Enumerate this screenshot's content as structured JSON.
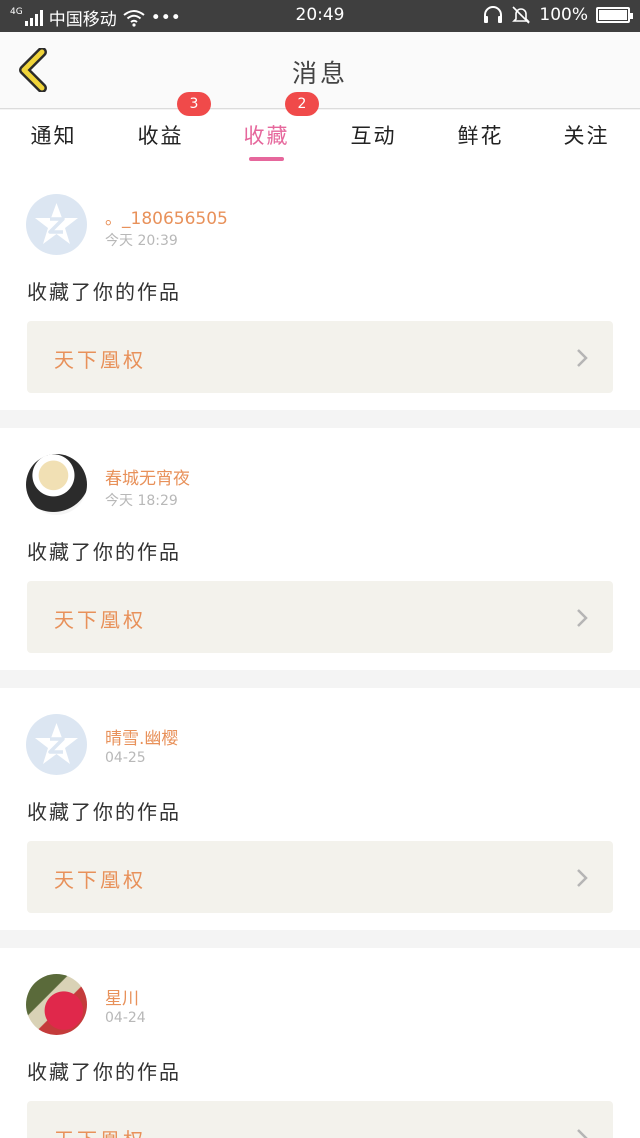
{
  "status_bar": {
    "network": "4G",
    "carrier": "中国移动",
    "more": "•••",
    "time": "20:49",
    "battery": "100%",
    "battery_level": 1.0
  },
  "header": {
    "title": "消息"
  },
  "tabs": [
    {
      "label": "通知",
      "badge": ""
    },
    {
      "label": "收益",
      "badge": "3"
    },
    {
      "label": "收藏",
      "badge": "2",
      "active": true
    },
    {
      "label": "互动",
      "badge": ""
    },
    {
      "label": "鲜花",
      "badge": ""
    },
    {
      "label": "关注",
      "badge": ""
    }
  ],
  "feed": [
    {
      "username": "。_180656505",
      "time": "今天 20:39",
      "action": "收藏了你的作品",
      "work_title": "天下凰权",
      "avatar": "default-avatar"
    },
    {
      "username": "春城无宵夜",
      "time": "今天 18:29",
      "action": "收藏了你的作品",
      "work_title": "天下凰权",
      "avatar": "photo-avatar"
    },
    {
      "username": "晴雪.幽樱",
      "time": "04-25",
      "action": "收藏了你的作品",
      "work_title": "天下凰权",
      "avatar": "default-avatar"
    },
    {
      "username": "星川",
      "time": "04-24",
      "action": "收藏了你的作品",
      "work_title": "天下凰权",
      "avatar": "photo-avatar"
    }
  ],
  "colors": {
    "accent": "#e6679c",
    "name": "#e8915a",
    "badge": "#f04a4a",
    "back_arrow": "#f0d43a"
  }
}
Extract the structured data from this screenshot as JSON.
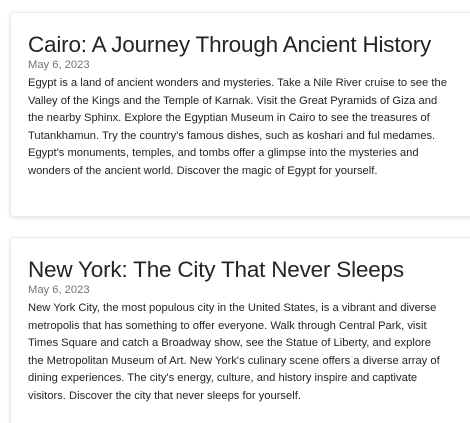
{
  "posts": [
    {
      "title": "Cairo: A Journey Through Ancient History",
      "date": "May 6, 2023",
      "body": "Egypt is a land of ancient wonders and mysteries. Take a Nile River cruise to see the Valley of the Kings and the Temple of Karnak. Visit the Great Pyramids of Giza and the nearby Sphinx. Explore the Egyptian Museum in Cairo to see the treasures of Tutankhamun. Try the country's famous dishes, such as koshari and ful medames. Egypt's monuments, temples, and tombs offer a glimpse into the mysteries and wonders of the ancient world. Discover the magic of Egypt for yourself."
    },
    {
      "title": "New York: The City That Never Sleeps",
      "date": "May 6, 2023",
      "body": "New York City, the most populous city in the United States, is a vibrant and diverse metropolis that has something to offer everyone. Walk through Central Park, visit Times Square and catch a Broadway show, see the Statue of Liberty, and explore the Metropolitan Museum of Art. New York's culinary scene offers a diverse array of dining experiences. The city's energy, culture, and history inspire and captivate visitors. Discover the city that never sleeps for yourself."
    }
  ]
}
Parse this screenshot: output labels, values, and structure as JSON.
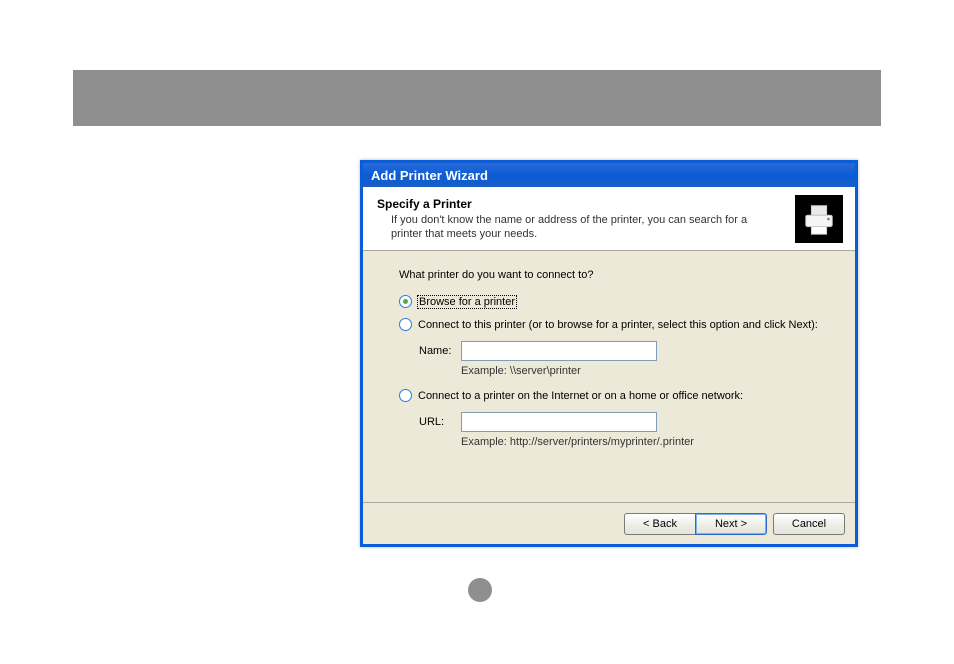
{
  "dialog": {
    "title": "Add Printer Wizard",
    "header_title": "Specify a Printer",
    "header_desc": "If you don't know the name or address of the printer, you can search for a printer that meets your needs."
  },
  "body": {
    "prompt": "What printer do you want to connect to?",
    "option_browse": "Browse for a printer",
    "option_connect": "Connect to this printer (or to browse for a printer, select this option and click Next):",
    "name_label": "Name:",
    "name_value": "",
    "name_example": "Example: \\\\server\\printer",
    "option_internet": "Connect to a printer on the Internet or on a home or office network:",
    "url_label": "URL:",
    "url_value": "",
    "url_example": "Example: http://server/printers/myprinter/.printer"
  },
  "buttons": {
    "back": "< Back",
    "next": "Next >",
    "cancel": "Cancel"
  }
}
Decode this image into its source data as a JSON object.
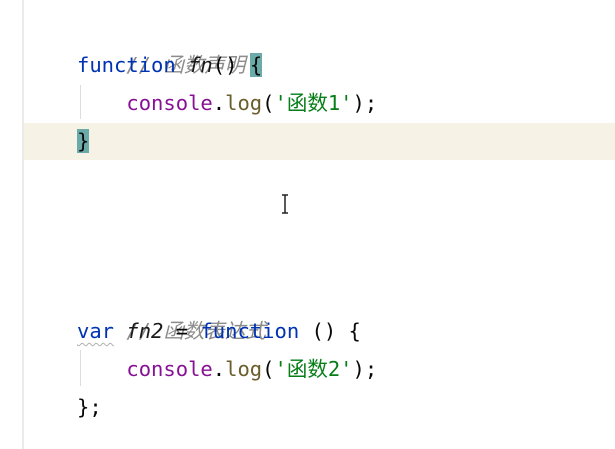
{
  "editor": {
    "lines": [
      {
        "tokens": [
          {
            "text": "// 函数声明"
          }
        ]
      },
      {
        "tokens": [
          {
            "text": "function"
          },
          {
            "text": " "
          },
          {
            "text": "fn"
          },
          {
            "text": "() "
          },
          {
            "text": "{"
          }
        ]
      },
      {
        "tokens": [
          {
            "text": "    "
          },
          {
            "text": "console"
          },
          {
            "text": "."
          },
          {
            "text": "log"
          },
          {
            "text": "("
          },
          {
            "text": "'函数1'"
          },
          {
            "text": ");"
          }
        ]
      },
      {
        "tokens": [
          {
            "text": "}"
          }
        ]
      },
      {
        "tokens": []
      },
      {
        "tokens": []
      },
      {
        "tokens": []
      },
      {
        "tokens": [
          {
            "text": "// 函数表达式"
          }
        ]
      },
      {
        "tokens": [
          {
            "text": "var"
          },
          {
            "text": " "
          },
          {
            "text": "fn2"
          },
          {
            "text": " = "
          },
          {
            "text": "function"
          },
          {
            "text": " () {"
          }
        ]
      },
      {
        "tokens": [
          {
            "text": "    "
          },
          {
            "text": "console"
          },
          {
            "text": "."
          },
          {
            "text": "log"
          },
          {
            "text": "("
          },
          {
            "text": "'函数2'"
          },
          {
            "text": ");"
          }
        ]
      },
      {
        "tokens": [
          {
            "text": "};"
          }
        ]
      }
    ],
    "cursor_icon": "text-cursor-ibeam-icon",
    "colors": {
      "keyword": "#0033b3",
      "string": "#067d17",
      "comment": "#8c8c8c",
      "brace_match": "#6aaaa8",
      "current_line": "#f6f3e6"
    }
  }
}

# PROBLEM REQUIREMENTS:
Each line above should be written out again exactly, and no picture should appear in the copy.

# EXERCISE RESULT:
Enumerate this screenshot's content as structured JSON.
{
  "status_bar": {
    "network": "4G",
    "carrier": "中国移动",
    "more": "•••",
    "time": "20:49",
    "battery": "100%",
    "battery_level": 1.0
  },
  "header": {
    "title": "消息"
  },
  "tabs": [
    {
      "label": "通知",
      "badge": ""
    },
    {
      "label": "收益",
      "badge": "3"
    },
    {
      "label": "收藏",
      "badge": "2",
      "active": true
    },
    {
      "label": "互动",
      "badge": ""
    },
    {
      "label": "鲜花",
      "badge": ""
    },
    {
      "label": "关注",
      "badge": ""
    }
  ],
  "feed": [
    {
      "username": "。_180656505",
      "time": "今天 20:39",
      "action": "收藏了你的作品",
      "work_title": "天下凰权",
      "avatar": "default-avatar"
    },
    {
      "username": "春城无宵夜",
      "time": "今天 18:29",
      "action": "收藏了你的作品",
      "work_title": "天下凰权",
      "avatar": "photo-avatar"
    },
    {
      "username": "晴雪.幽樱",
      "time": "04-25",
      "action": "收藏了你的作品",
      "work_title": "天下凰权",
      "avatar": "default-avatar"
    },
    {
      "username": "星川",
      "time": "04-24",
      "action": "收藏了你的作品",
      "work_title": "天下凰权",
      "avatar": "photo-avatar"
    }
  ],
  "colors": {
    "accent": "#e6679c",
    "name": "#e8915a",
    "badge": "#f04a4a",
    "back_arrow": "#f0d43a"
  }
}
Extract the structured data from this screenshot as JSON.
{
  "posts": [
    {
      "title": "Cairo: A Journey Through Ancient History",
      "date": "May 6, 2023",
      "body": "Egypt is a land of ancient wonders and mysteries. Take a Nile River cruise to see the Valley of the Kings and the Temple of Karnak. Visit the Great Pyramids of Giza and the nearby Sphinx. Explore the Egyptian Museum in Cairo to see the treasures of Tutankhamun. Try the country's famous dishes, such as koshari and ful medames. Egypt's monuments, temples, and tombs offer a glimpse into the mysteries and wonders of the ancient world. Discover the magic of Egypt for yourself."
    },
    {
      "title": "New York: The City That Never Sleeps",
      "date": "May 6, 2023",
      "body": "New York City, the most populous city in the United States, is a vibrant and diverse metropolis that has something to offer everyone. Walk through Central Park, visit Times Square and catch a Broadway show, see the Statue of Liberty, and explore the Metropolitan Museum of Art. New York's culinary scene offers a diverse array of dining experiences. The city's energy, culture, and history inspire and captivate visitors. Discover the city that never sleeps for yourself."
    }
  ]
}
Parse this screenshot: output labels, values, and structure as JSON.
{
  "dialog": {
    "title": "Add Printer Wizard",
    "header_title": "Specify a Printer",
    "header_desc": "If you don't know the name or address of the printer, you can search for a printer that meets your needs."
  },
  "body": {
    "prompt": "What printer do you want to connect to?",
    "option_browse": "Browse for a printer",
    "option_connect": "Connect to this printer (or to browse for a printer, select this option and click Next):",
    "name_label": "Name:",
    "name_value": "",
    "name_example": "Example: \\\\server\\printer",
    "option_internet": "Connect to a printer on the Internet or on a home or office network:",
    "url_label": "URL:",
    "url_value": "",
    "url_example": "Example: http://server/printers/myprinter/.printer"
  },
  "buttons": {
    "back": "< Back",
    "next": "Next >",
    "cancel": "Cancel"
  }
}
Decode this image into its source data as a JSON object.
{
  "editor": {
    "lines": [
      {
        "tokens": [
          {
            "text": "// 函数声明"
          }
        ]
      },
      {
        "tokens": [
          {
            "text": "function"
          },
          {
            "text": " "
          },
          {
            "text": "fn"
          },
          {
            "text": "() "
          },
          {
            "text": "{"
          }
        ]
      },
      {
        "tokens": [
          {
            "text": "    "
          },
          {
            "text": "console"
          },
          {
            "text": "."
          },
          {
            "text": "log"
          },
          {
            "text": "("
          },
          {
            "text": "'函数1'"
          },
          {
            "text": ");"
          }
        ]
      },
      {
        "tokens": [
          {
            "text": "}"
          }
        ]
      },
      {
        "tokens": []
      },
      {
        "tokens": []
      },
      {
        "tokens": []
      },
      {
        "tokens": [
          {
            "text": "// 函数表达式"
          }
        ]
      },
      {
        "tokens": [
          {
            "text": "var"
          },
          {
            "text": " "
          },
          {
            "text": "fn2"
          },
          {
            "text": " = "
          },
          {
            "text": "function"
          },
          {
            "text": " () {"
          }
        ]
      },
      {
        "tokens": [
          {
            "text": "    "
          },
          {
            "text": "console"
          },
          {
            "text": "."
          },
          {
            "text": "log"
          },
          {
            "text": "("
          },
          {
            "text": "'函数2'"
          },
          {
            "text": ");"
          }
        ]
      },
      {
        "tokens": [
          {
            "text": "};"
          }
        ]
      }
    ],
    "cursor_icon": "text-cursor-ibeam-icon",
    "colors": {
      "keyword": "#0033b3",
      "string": "#067d17",
      "comment": "#8c8c8c",
      "brace_match": "#6aaaa8",
      "current_line": "#f6f3e6"
    }
  }
}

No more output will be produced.